The Red Zone and Cadwalader Legal Malpractice Case
As Christine Simmons of the New York Law Journal reports today: "Cadwalader Wickersham & Taft failed to defeat a malpractice suit brought by Red Zone, an investment vehicle run by the owner of the Washington Redskins, after a state judge found the firm did not prove it gave adequate warning that a side letter it reviewed may not have limited Red Zone's liability in a proxy fight." In an unusual turn of events, plaintiff was granted partial summary judgment.
Red Zone LLC retained Cadwalader to advise it in connection with a potential acquisition of the entertainment company, Six Flags. Red Zone owned 8.76% of Six Flags' common voting stock. Red Zone desired to acquire Six Flags and was advised by Cadwalader in connection with the Engagement Agreement whihc included a $10 million fee to UBS bank.
Disputes arose over the reach of the agreement, and exactly what had to be done to trigger the fee payment. A side agreement was reached, which ultimately did not benefit Red Zone. It eventually had to pay the $ 10 million.
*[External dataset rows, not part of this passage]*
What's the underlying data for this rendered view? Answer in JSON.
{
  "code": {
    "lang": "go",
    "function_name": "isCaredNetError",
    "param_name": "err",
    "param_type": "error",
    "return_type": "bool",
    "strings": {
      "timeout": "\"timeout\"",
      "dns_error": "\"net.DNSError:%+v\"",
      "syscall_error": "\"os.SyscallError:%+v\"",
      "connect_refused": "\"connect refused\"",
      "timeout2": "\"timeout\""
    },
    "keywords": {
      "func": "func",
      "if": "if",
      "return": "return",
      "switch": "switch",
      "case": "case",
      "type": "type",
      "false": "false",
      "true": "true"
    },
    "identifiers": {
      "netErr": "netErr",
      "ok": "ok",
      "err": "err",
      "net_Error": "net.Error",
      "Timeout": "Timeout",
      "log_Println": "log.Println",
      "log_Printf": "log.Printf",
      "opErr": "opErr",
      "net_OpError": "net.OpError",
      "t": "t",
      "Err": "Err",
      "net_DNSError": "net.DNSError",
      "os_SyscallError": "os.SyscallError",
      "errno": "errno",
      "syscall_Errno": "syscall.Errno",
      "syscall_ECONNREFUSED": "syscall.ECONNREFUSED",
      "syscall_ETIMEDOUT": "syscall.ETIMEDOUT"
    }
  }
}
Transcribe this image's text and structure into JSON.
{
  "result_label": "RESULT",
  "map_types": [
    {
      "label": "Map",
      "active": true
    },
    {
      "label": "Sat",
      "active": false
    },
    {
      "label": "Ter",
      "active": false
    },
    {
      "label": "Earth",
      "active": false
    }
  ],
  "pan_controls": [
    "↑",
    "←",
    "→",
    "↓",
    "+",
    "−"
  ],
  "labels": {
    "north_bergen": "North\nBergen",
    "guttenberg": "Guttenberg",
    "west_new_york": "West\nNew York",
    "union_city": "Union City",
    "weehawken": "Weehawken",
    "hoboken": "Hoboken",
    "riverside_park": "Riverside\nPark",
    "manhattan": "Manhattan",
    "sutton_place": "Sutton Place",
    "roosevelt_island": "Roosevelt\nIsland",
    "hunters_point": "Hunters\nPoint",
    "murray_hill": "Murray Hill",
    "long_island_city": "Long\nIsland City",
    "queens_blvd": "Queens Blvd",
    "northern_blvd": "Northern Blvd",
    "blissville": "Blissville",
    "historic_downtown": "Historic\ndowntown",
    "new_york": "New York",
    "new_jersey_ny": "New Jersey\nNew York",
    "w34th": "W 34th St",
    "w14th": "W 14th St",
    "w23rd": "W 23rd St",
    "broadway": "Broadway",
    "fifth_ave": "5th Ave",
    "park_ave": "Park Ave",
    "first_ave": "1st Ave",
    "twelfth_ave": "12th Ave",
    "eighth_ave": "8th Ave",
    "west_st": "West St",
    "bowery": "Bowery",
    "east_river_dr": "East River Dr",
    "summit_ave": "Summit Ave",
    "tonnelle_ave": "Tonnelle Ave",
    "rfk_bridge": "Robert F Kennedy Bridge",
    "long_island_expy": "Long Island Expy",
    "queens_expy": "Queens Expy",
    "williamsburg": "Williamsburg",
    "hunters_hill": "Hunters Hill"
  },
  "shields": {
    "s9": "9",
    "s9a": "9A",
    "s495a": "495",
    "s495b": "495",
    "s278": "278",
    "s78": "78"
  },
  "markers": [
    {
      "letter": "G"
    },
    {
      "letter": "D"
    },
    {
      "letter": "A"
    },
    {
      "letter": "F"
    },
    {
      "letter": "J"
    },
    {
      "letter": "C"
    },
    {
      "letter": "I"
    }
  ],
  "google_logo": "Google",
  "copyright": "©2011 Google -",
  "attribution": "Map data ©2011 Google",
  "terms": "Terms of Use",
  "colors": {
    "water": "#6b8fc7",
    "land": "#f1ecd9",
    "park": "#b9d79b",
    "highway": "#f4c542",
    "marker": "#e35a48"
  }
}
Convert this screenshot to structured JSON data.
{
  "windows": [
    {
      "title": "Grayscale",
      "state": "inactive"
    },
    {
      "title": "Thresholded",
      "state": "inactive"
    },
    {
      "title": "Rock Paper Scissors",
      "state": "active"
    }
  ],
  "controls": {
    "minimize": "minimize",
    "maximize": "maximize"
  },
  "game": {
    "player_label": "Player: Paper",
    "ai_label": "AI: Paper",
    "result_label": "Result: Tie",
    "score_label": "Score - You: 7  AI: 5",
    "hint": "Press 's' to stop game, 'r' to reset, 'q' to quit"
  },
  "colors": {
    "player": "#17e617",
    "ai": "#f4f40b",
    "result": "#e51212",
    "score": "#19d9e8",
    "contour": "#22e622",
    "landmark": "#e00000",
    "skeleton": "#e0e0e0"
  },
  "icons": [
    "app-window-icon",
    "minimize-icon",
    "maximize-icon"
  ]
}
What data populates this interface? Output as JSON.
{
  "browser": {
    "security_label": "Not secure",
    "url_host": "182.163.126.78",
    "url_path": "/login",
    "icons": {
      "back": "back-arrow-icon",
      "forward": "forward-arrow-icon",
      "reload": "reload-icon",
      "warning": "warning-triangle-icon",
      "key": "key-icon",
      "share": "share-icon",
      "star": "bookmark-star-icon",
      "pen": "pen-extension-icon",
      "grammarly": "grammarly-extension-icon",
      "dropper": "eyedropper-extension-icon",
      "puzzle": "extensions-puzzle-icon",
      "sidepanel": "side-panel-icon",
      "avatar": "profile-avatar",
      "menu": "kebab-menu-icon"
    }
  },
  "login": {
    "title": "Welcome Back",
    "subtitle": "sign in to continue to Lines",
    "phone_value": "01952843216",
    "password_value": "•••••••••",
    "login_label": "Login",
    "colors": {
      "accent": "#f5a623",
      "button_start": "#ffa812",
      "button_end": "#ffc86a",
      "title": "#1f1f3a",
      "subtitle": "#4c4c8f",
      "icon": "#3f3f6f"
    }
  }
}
Supreme Court found that Cadwalader took two inconsistent positions on whether they warned Red Zone, and presented no evidence to create a material issue of fact on the warning. Supreme Court fond that a gap in the side letter was unreasonable as a matter of law, and that problems were easily forseeable.
Result: Summary judgment to plaintiff.